Is there any particular advantage in decoupling the
get method from the
Future class (where I'd expect it to reside) and to instead force the coder to have to know about this external two-method class called
Is there any particular advantage in decoupling the
getmethod from the
Yes, to make it difficult for the developer to do the wrong thing. A
Future represents a computation which will complete in the future and might not be available at the current invocation point. If you need to block a future, why not execute it synchronously? Whats the point of scheduling it on the threadpool, wasting a perfectly good threadpool thread?
The documentation says:
Blocking outside the Future
As mentioned earlier, blocking on a future is strongly discouraged for the sake of performance and for the prevention of deadlocks. Callbacks and combinators on futures are a preferred way to use their results. However, blocking may be necessary in certain situations and is supported by the Futures and Promises API.
And even the
Await object documentation:
While occasionally useful, e.g. for testing, it is recommended that you avoid Await when possible in favor of callbacks and combinators like onComplete and use in for comprehensions. Await will block the thread on which it runs, and could cause performance and deadlock issues.
You can see that the language designers intentionally wanted this effect.
To provide a bit more history1 on the accepted answer:
When we sat out to formalize the plethora of Future implementations in the Scala ecosystem, we wanted to make sure2 we didn't standardize methods which were known to create problems.

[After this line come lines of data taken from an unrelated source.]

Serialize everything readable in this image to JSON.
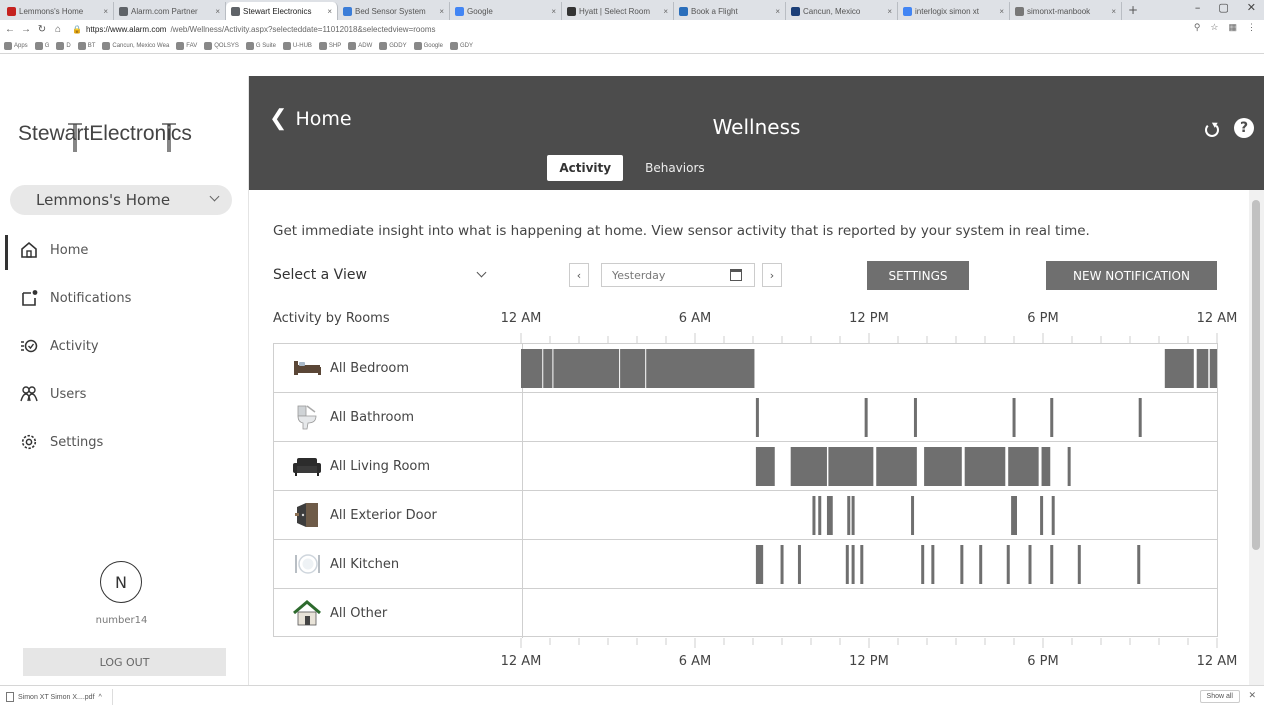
{
  "browser": {
    "tabs": [
      {
        "label": "Lemmons's Home",
        "color": "#c5221f",
        "active": false
      },
      {
        "label": "Alarm.com Partner",
        "color": "#5f6368",
        "active": false
      },
      {
        "label": "Stewart Electronics",
        "color": "#5f6368",
        "active": true
      },
      {
        "label": "Bed Sensor System",
        "color": "#3b7dd8",
        "active": false
      },
      {
        "label": "Google",
        "color": "#4285f4",
        "active": false
      },
      {
        "label": "Hyatt | Select Room",
        "color": "#333333",
        "active": false
      },
      {
        "label": "Book a Flight",
        "color": "#2a6ebb",
        "active": false
      },
      {
        "label": "Cancun, Mexico",
        "color": "#1c3f78",
        "active": false
      },
      {
        "label": "interlogix simon xt",
        "color": "#4285f4",
        "active": false
      },
      {
        "label": "simonxt-manbook",
        "color": "#777777",
        "active": false
      }
    ],
    "url_host": "https://www.alarm.com",
    "url_path": "/web/Wellness/Activity.aspx?selecteddate=11012018&selectedview=rooms",
    "bookmarks": [
      "Apps",
      "G",
      "D",
      "BT",
      "Cancun, Mexico Wea",
      "FAV",
      "QOLSYS",
      "G Suite",
      "U-HUB",
      "SHP",
      "ADW",
      "GDDY",
      "Google",
      "GDY"
    ]
  },
  "sidebar": {
    "brand": "StewartElectronics",
    "home_select": "Lemmons's Home",
    "nav": [
      {
        "label": "Home",
        "icon": "home-icon",
        "active": true
      },
      {
        "label": "Notifications",
        "icon": "notifications-icon",
        "active": false
      },
      {
        "label": "Activity",
        "icon": "activity-icon",
        "active": false
      },
      {
        "label": "Users",
        "icon": "users-icon",
        "active": false
      },
      {
        "label": "Settings",
        "icon": "settings-icon",
        "active": false
      }
    ],
    "avatar_initial": "N",
    "username": "number14",
    "logout": "LOG OUT"
  },
  "header": {
    "back_label": "Home",
    "title": "Wellness",
    "tabs": [
      {
        "label": "Activity",
        "active": true
      },
      {
        "label": "Behaviors",
        "active": false
      }
    ]
  },
  "main": {
    "intro": "Get immediate insight into what is happening at home. View sensor activity that is reported by your system in real time.",
    "view_select": "Select a View",
    "date_value": "Yesterday",
    "settings_label": "SETTINGS",
    "notification_label": "NEW NOTIFICATION",
    "chart_title": "Activity by Rooms",
    "time_ticks": [
      "12 AM",
      "6 AM",
      "12 PM",
      "6 PM",
      "12 AM"
    ]
  },
  "chart_data": {
    "type": "timeline",
    "title": "Activity by Rooms",
    "x_unit": "hour of day",
    "xlim": [
      0,
      24
    ],
    "x_tick_labels": [
      "12 AM",
      "6 AM",
      "12 PM",
      "6 PM",
      "12 AM"
    ],
    "colors": {
      "activity": "#6f6f6f",
      "bar_divider": "#ffffff",
      "grid": "#cfcfcf"
    },
    "rooms": [
      {
        "name": "All Bedroom",
        "icon": "bed-icon",
        "events": [
          [
            0,
            8.05
          ],
          [
            22.2,
            23.2
          ],
          [
            23.3,
            23.7
          ],
          [
            23.75,
            24
          ]
        ]
      },
      {
        "name": "All Bathroom",
        "icon": "toilet-icon",
        "events": [
          [
            8.1,
            8.15
          ],
          [
            11.85,
            11.9
          ],
          [
            13.55,
            13.6
          ],
          [
            16.95,
            17.0
          ],
          [
            18.25,
            18.3
          ],
          [
            21.3,
            21.35
          ]
        ]
      },
      {
        "name": "All Living Room",
        "icon": "sofa-icon",
        "events": [
          [
            8.1,
            8.75
          ],
          [
            9.3,
            10.55
          ],
          [
            10.6,
            12.15
          ],
          [
            12.25,
            13.65
          ],
          [
            13.9,
            15.2
          ],
          [
            15.3,
            16.7
          ],
          [
            16.8,
            17.85
          ],
          [
            17.95,
            18.25
          ],
          [
            18.85,
            18.9
          ]
        ]
      },
      {
        "name": "All Exterior Door",
        "icon": "door-icon",
        "events": [
          [
            10.05,
            10.1
          ],
          [
            10.25,
            10.3
          ],
          [
            10.55,
            10.75
          ],
          [
            11.25,
            11.3
          ],
          [
            11.4,
            11.45
          ],
          [
            13.45,
            13.5
          ],
          [
            16.9,
            16.95
          ],
          [
            17.0,
            17.05
          ],
          [
            17.9,
            17.95
          ],
          [
            18.3,
            18.35
          ]
        ]
      },
      {
        "name": "All Kitchen",
        "icon": "kitchen-icon",
        "events": [
          [
            8.1,
            8.35
          ],
          [
            8.95,
            9.05
          ],
          [
            9.55,
            9.6
          ],
          [
            11.2,
            11.3
          ],
          [
            11.4,
            11.45
          ],
          [
            11.7,
            11.75
          ],
          [
            13.8,
            13.85
          ],
          [
            14.15,
            14.2
          ],
          [
            15.15,
            15.2
          ],
          [
            15.8,
            15.85
          ],
          [
            16.75,
            16.8
          ],
          [
            17.5,
            17.55
          ],
          [
            18.25,
            18.3
          ],
          [
            19.2,
            19.25
          ],
          [
            21.25,
            21.3
          ]
        ]
      },
      {
        "name": "All Other",
        "icon": "house-icon",
        "events": []
      }
    ]
  },
  "download": {
    "file": "Simon XT Simon X....pdf",
    "show_all": "Show all"
  }
}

Futurerepresents a value (or the inability to produce said value) divorced from time.
More concretely means that
Future[T] has strictly less information that a simple
T as illustrated by:
//At the line of this comment, there is no `f` val f: Future[T] = … //At the line of this comment, there is an `f` but not necessarily its value of type `T`.
//At the line of this comment, there is no `t` val t: T = … //At the line of this comment, there is a `T`
Why is this important, I hear you say.
Well, if you want to have a method from
T, you are saying: I receive a value which may not be available, and I will return after it is.
This means that the method will have to »pass time« while the value is not yet available, this typically entails blocking the current thread of execution, and since threads of execution is an expensive resource and it typically takes time to go into a blocked state and come back out again3, this is to be avoided.
As if that wasn't enough, it is very easy to get into deadlocks where Futures could not complete since they wouldn't get a Thread to execute on, because all those threads were stuck trying to get that Future's value.
Furthermore, we realized that whenever a Future implementation had a «blocking get» operation, many users would invoke it without realizing what effect it would have on their programs until it created problems in production, since it is deceptively simple to call, but its cost is nowhere to be seen until too late.
So we decided to promote the programming style which doesn't require blocking, such as callbacks4 and transformations5 to reduce risk of deadlocks and poor performance.
We figured that if we were to completely omit the capability to block to get a result from a Future, the end result would be that everyone would reinvent it, and possibly with varying quality.
We also found that if we made the capability of waiting a concrete thing we got the following benefits:
- The API looks the same for all
- It's easy to code review for/against
- It's easy to forbid/allow, using tooling
- We can hook into the notion of
blockingto try to perform evasive actions to mitigate deadlocks, forbid it at runtime, log it, time it, etc.
So there you have it!
1 Being a co-creator of SIP-14 "Futures and Promises" and maintainer of it since.
2 As sure as you can ever be when it comes to APIs…
3 Thread wakeup lag can effectively limit processing to between 1k-10kops/s.
4 We are also increasingly de-emphasizing the use of callbacks, instead promoting to the use of transformation combinators, see this blog series I wrote for Scala 2.12 Futures.
recoverWith, and more recently
get on Futures
There is a
.get on Futures provided since the first implementation in the Scala standard lib.
It is somewhat hidden though:
scala> val f = Future("test") f: scala.concurrent.Future[String] = Success(test) scala> f.value.get res5: scala.util.Try[String] = Success(test)
The downside of using this though is that it will throw an exception if the future has not yet returned.
scala> Future("test").value.get res7: scala.util.Try[String] = Success(test) scala> Future("test").value.get java.util.NoSuchElementException: None.get at scala.None$.get(Option.scala:347) at scala.None$.get(Option.scala:345) ... 32 elided
Await.result and not
Adding to @YuvalsItzchakov's excellent answer:
The idea of using
Future i to make the asynchronicity visible in to the type system and all coders showing that using this concept special rules apply and caution needs to be taken.
As it is an Applicative Functor you have a really is and straightforward way to work with the values by using
foreach and also the means to chain them with
The only thing which is by intention not builtin is how to "unfuture" a
Future while keeping special time dependant configurable waiting rules in place.
This would roughly describe what
Await.result would do.